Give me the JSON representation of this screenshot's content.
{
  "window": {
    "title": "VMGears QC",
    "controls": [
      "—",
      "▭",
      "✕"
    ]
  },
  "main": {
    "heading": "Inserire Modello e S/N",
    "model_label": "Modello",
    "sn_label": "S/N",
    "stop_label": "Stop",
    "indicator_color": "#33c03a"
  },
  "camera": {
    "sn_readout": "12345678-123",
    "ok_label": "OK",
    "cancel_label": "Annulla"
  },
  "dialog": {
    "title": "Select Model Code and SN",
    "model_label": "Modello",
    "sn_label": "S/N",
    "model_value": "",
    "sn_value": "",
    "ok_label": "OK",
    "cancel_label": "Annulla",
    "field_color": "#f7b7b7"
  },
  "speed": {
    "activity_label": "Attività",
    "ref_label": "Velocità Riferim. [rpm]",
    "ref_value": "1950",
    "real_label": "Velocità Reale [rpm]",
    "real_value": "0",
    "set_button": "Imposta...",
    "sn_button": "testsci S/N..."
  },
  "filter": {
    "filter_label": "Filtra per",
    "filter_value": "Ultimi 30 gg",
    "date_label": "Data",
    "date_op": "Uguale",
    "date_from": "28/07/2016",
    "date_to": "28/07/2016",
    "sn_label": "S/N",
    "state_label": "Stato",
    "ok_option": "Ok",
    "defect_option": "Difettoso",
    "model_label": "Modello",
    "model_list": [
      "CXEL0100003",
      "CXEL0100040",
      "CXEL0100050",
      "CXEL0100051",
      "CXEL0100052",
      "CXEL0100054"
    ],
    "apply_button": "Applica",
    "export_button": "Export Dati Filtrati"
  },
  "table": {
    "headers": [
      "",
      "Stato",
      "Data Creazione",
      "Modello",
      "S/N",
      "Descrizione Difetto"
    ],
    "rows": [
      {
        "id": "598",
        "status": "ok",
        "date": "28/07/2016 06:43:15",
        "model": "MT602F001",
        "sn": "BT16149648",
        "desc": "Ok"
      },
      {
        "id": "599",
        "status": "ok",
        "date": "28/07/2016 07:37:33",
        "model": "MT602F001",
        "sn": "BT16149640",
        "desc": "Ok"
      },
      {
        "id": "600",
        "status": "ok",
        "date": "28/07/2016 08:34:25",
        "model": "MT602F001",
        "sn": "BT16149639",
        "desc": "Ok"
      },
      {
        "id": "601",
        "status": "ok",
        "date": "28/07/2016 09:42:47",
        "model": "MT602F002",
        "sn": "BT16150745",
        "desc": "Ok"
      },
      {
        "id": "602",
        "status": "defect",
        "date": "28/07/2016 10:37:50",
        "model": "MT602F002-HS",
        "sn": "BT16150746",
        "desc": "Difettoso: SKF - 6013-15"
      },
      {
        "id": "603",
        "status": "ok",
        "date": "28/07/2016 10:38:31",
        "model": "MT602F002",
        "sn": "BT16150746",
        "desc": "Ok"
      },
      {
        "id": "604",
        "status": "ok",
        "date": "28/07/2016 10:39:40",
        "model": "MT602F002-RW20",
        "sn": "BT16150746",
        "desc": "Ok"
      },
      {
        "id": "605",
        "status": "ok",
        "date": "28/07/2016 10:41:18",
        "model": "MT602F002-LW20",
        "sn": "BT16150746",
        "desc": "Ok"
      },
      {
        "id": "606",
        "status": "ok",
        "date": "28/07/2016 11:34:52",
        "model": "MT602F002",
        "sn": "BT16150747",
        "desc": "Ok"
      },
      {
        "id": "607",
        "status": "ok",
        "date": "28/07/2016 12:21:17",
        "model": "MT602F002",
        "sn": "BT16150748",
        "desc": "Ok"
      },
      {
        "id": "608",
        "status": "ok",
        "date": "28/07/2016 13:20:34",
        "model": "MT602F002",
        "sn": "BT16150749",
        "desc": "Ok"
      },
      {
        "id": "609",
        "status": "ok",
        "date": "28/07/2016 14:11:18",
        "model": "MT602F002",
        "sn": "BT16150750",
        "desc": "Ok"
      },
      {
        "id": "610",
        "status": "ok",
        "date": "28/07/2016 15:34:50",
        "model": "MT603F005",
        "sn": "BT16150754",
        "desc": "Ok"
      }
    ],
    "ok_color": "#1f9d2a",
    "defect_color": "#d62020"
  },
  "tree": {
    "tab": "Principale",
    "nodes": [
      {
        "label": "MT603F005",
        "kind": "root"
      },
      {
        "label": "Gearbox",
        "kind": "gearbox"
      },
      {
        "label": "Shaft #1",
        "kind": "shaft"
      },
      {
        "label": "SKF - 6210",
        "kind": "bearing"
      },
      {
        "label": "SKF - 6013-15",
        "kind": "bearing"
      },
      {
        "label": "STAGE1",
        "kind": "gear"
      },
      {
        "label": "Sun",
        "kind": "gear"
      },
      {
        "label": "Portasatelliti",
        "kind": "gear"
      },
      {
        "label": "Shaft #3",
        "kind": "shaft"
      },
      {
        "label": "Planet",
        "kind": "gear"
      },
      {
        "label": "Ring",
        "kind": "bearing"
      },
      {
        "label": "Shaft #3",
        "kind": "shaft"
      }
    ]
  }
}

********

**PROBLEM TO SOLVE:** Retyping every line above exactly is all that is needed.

**ANSWER SPACE:**
Give me the JSON representation of this screenshot's content.
{
  "window": {
    "title": "VMGears QC",
    "controls": [
      "—",
      "▭",
      "✕"
    ]
  },
  "main": {
    "heading": "Inserire Modello e S/N",
    "model_label": "Modello",
    "sn_label": "S/N",
    "stop_label": "Stop",
    "indicator_color": "#33c03a"
  },
  "camera": {
    "sn_readout": "12345678-123",
    "ok_label": "OK",
    "cancel_label": "Annulla"
  },
  "dialog": {
    "title": "Select Model Code and SN",
    "model_label": "Modello",
    "sn_label": "S/N",
    "model_value": "",
    "sn_value": "",
    "ok_label": "OK",
    "cancel_label": "Annulla",
    "field_color": "#f7b7b7"
  },
  "speed": {
    "activity_label": "Attività",
    "ref_label": "Velocità Riferim. [rpm]",
    "ref_value": "1950",
    "real_label": "Velocità Reale [rpm]",
    "real_value": "0",
    "set_button": "Imposta...",
    "sn_button": "testsci S/N..."
  },
  "filter": {
    "filter_label": "Filtra per",
    "filter_value": "Ultimi 30 gg",
    "date_label": "Data",
    "date_op": "Uguale",
    "date_from": "28/07/2016",
    "date_to": "28/07/2016",
    "sn_label": "S/N",
    "state_label": "Stato",
    "ok_option": "Ok",
    "defect_option": "Difettoso",
    "model_label": "Modello",
    "model_list": [
      "CXEL0100003",
      "CXEL0100040",
      "CXEL0100050",
      "CXEL0100051",
      "CXEL0100052",
      "CXEL0100054"
    ],
    "apply_button": "Applica",
    "export_button": "Export Dati Filtrati"
  },
  "table": {
    "headers": [
      "",
      "Stato",
      "Data Creazione",
      "Modello",
      "S/N",
      "Descrizione Difetto"
    ],
    "rows": [
      {
        "id": "598",
        "status": "ok",
        "date": "28/07/2016 06:43:15",
        "model": "MT602F001",
        "sn": "BT16149648",
        "desc": "Ok"
      },
      {
        "id": "599",
        "status": "ok",
        "date": "28/07/2016 07:37:33",
        "model": "MT602F001",
        "sn": "BT16149640",
        "desc": "Ok"
      },
      {
        "id": "600",
        "status": "ok",
        "date": "28/07/2016 08:34:25",
        "model": "MT602F001",
        "sn": "BT16149639",
        "desc": "Ok"
      },
      {
        "id": "601",
        "status": "ok",
        "date": "28/07/2016 09:42:47",
        "model": "MT602F002",
        "sn": "BT16150745",
        "desc": "Ok"
      },
      {
        "id": "602",
        "status": "defect",
        "date": "28/07/2016 10:37:50",
        "model": "MT602F002-HS",
        "sn": "BT16150746",
        "desc": "Difettoso: SKF - 6013-15"
      },
      {
        "id": "603",
        "status": "ok",
        "date": "28/07/2016 10:38:31",
        "model": "MT602F002",
        "sn": "BT16150746",
        "desc": "Ok"
      },
      {
        "id": "604",
        "status": "ok",
        "date": "28/07/2016 10:39:40",
        "model": "MT602F002-RW20",
        "sn": "BT16150746",
        "desc": "Ok"
      },
      {
        "id": "605",
        "status": "ok",
        "date": "28/07/2016 10:41:18",
        "model": "MT602F002-LW20",
        "sn": "BT16150746",
        "desc": "Ok"
      },
      {
        "id": "606",
        "status": "ok",
        "date": "28/07/2016 11:34:52",
        "model": "MT602F002",
        "sn": "BT16150747",
        "desc": "Ok"
      },
      {
        "id": "607",
        "status": "ok",
        "date": "28/07/2016 12:21:17",
        "model": "MT602F002",
        "sn": "BT16150748",
        "desc": "Ok"
      },
      {
        "id": "608",
        "status": "ok",
        "date": "28/07/2016 13:20:34",
        "model": "MT602F002",
        "sn": "BT16150749",
        "desc": "Ok"
      },
      {
        "id": "609",
        "status": "ok",
        "date": "28/07/2016 14:11:18",
        "model": "MT602F002",
        "sn": "BT16150750",
        "desc": "Ok"
      },
      {
        "id": "610",
        "status": "ok",
        "date": "28/07/2016 15:34:50",
        "model": "MT603F005",
        "sn": "BT16150754",
        "desc": "Ok"
      }
    ],
    "ok_color": "#1f9d2a",
    "defect_color": "#d62020"
  },
  "tree": {
    "tab": "Principale",
    "nodes": [
      {
        "label": "MT603F005",
        "kind": "root"
      },
      {
        "label": "Gearbox",
        "kind": "gearbox"
      },
      {
        "label": "Shaft #1",
        "kind": "shaft"
      },
      {
        "label": "SKF - 6210",
        "kind": "bearing"
      },
      {
        "label": "SKF - 6013-15",
        "kind": "bearing"
      },
      {
        "label": "STAGE1",
        "kind": "gear"
      },
      {
        "label": "Sun",
        "kind": "gear"
      },
      {
        "label": "Portasatelliti",
        "kind": "gear"
      },
      {
        "label": "Shaft #3",
        "kind": "shaft"
      },
      {
        "label": "Planet",
        "kind": "gear"
      },
      {
        "label": "Ring",
        "kind": "bearing"
      },
      {
        "label": "Shaft #3",
        "kind": "shaft"
      }
    ]
  }
}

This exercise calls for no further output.